Vertex Pharmaceuticals Incorporated (Nasdaq: VRTX) today announced that the European Commission has granted approval of the label extension for SYMKEVI (tezacaftor/ivacaftor) with KALYDECO (ivacaftor), to include the treatment of cystic fibrosis (CF) in patients ages 6 years and older who have two copies of the F508del mutation in the cystic fibrosis transmembrane conductance regulator (CFTR) gene or one copy of the F508del mutation and one copy of one of 14 mutations in the CFTR gene that result in residual CFTR activity: P67L, R117C, L206W, R352Q, A455E, D579G, 711+3A→G, S945L, S977F, R1070W, D1152H, 2789+5G→A, 3272-26A→G, and 3849+10kbC→T.
“With this approval, children with CF in Europe ages 6 to 11 years with the most common mutation, F508del, have a new treatment option and children with certain residual function mutations will, for the first time, have a treatment option available that addresses the underlying cause of their CF,” said Reshma Kewalramani, M.D., Chief Executive Officer and President at Vertex. “Today’s approval brings us closer to our ultimate goal of providing medicines for all people with CF.”
SYMKEVI (tezacaftor/ivacaftor) with KALYDECO (ivacaftor) will be immediately available to additional eligible patients in Germany and will be available shortly in countries that have entered into innovative long-term reimbursement agreements with Vertex, including the UK, Denmark and the Republic of Ireland.
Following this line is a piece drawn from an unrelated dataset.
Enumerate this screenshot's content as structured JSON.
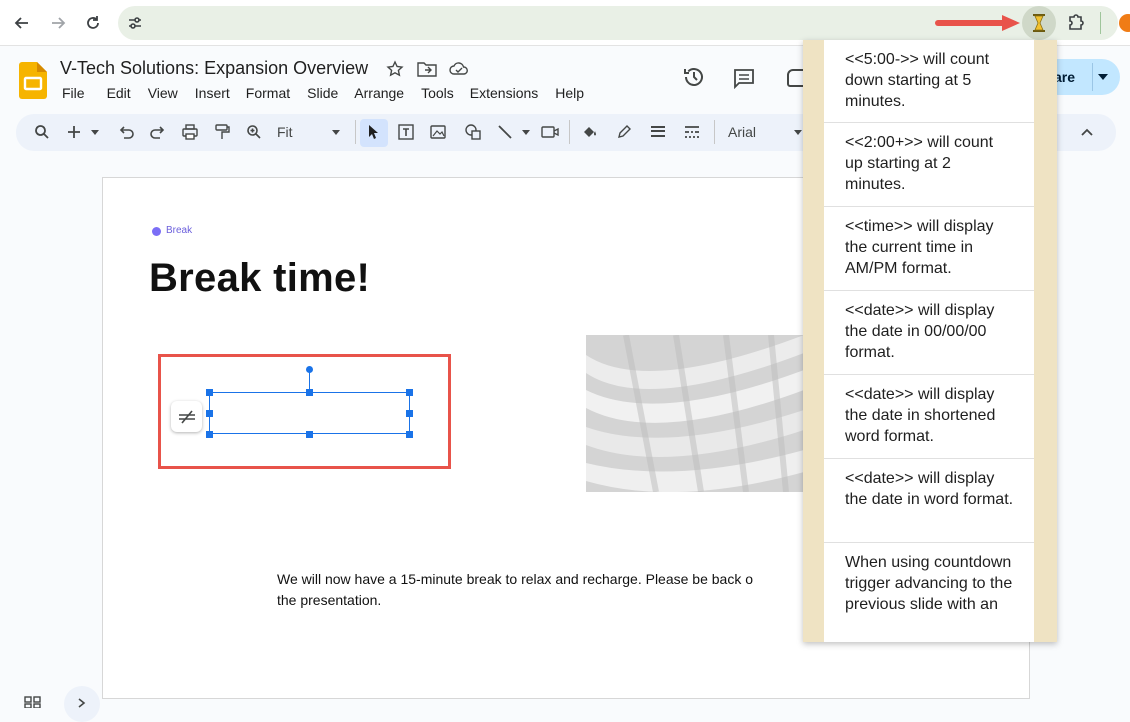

In all other countries, Vertex will work closely with relevant authorities in Europe to secure access for eligible patients.
In Europe, SYMKEVI (tezacaftor/ivacaftor) with KALYDECO (ivacaftor) is already approved for the treatment of people with CF ages 12 years and older who have either two copies of the F508del mutation in the CFTR gene, or one copy of the F508del mutation and a copy of one of the following 14 mutations in which the CFTR gene results in residual CFTR protein activity: P67L, R117C, L206W, R352Q, A455E, D579G, 711+3A→G, S945L, S977F, R1070W, D1152H, 2789+5G→A, 3272-26A→G, and 3849+10kbC→T.
About Cystic Fibrosis
Cystic Fibrosis (CF) is a rare, life-shortening genetic disease affecting approximately 75,000 people worldwide. CF is a progressive, multi-system disease that affects the lungs, liver, GI tract, sinuses, sweat glands, pancreas and reproductive tract. CF is caused by a defective and/or missing CFTR protein resulting from certain mutations in the CFTR gene. Children must inherit two defective CFTR genes — one from each parent — to have CF. While there are many different types of CFTR mutations that can cause the disease, the vast majority of all people with CF have at least one F508del mutation. These mutations, which can be determined by a genetic test, or genotyping test, lead to CF by creating non-working and/or too few CFTR proteins at the cell surface. The defective function and/or absence of CFTR protein results in poor flow of salt and water into and out of the cells in a number of organs. In the lungs, this leads to the buildup of abnormally thick, sticky mucus that can cause chronic lung infections and progressive lung damage in many patients that eventually leads to death. The median age of death is in the early 30s.